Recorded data
————————
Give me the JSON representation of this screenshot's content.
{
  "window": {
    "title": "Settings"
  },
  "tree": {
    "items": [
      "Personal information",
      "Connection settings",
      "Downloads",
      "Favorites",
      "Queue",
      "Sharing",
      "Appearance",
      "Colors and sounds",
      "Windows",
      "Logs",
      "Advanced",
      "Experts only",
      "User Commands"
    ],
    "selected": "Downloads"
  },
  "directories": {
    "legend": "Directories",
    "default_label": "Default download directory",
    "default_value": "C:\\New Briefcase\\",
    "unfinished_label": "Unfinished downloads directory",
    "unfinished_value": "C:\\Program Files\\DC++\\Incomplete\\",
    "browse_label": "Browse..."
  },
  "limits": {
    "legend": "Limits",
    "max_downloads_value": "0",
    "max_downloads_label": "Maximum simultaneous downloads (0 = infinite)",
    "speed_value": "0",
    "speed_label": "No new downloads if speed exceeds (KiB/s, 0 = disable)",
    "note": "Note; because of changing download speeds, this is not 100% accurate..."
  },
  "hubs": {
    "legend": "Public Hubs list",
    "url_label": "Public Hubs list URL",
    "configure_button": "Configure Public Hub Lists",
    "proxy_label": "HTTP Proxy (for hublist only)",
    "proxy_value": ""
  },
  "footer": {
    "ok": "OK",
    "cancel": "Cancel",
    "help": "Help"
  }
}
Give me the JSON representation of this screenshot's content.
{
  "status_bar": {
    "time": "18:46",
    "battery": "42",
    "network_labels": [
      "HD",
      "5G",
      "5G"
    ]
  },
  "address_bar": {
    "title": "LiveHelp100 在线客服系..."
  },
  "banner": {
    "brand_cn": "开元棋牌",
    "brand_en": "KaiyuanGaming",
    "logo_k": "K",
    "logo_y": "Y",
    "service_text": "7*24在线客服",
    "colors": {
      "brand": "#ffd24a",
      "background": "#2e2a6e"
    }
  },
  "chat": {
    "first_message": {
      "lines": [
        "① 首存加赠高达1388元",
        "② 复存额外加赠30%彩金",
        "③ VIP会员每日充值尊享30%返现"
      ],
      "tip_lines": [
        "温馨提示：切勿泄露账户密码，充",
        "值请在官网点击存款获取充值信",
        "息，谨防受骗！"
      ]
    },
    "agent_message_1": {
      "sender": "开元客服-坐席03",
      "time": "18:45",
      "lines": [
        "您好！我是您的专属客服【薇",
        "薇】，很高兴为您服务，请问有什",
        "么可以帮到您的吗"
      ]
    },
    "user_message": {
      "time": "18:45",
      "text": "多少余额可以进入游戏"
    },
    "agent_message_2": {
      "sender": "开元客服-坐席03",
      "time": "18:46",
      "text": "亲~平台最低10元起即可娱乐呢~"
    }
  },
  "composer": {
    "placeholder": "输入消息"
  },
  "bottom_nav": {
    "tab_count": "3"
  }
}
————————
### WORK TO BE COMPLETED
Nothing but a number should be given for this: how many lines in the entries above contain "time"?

### OUTPUT OF THE TASK
4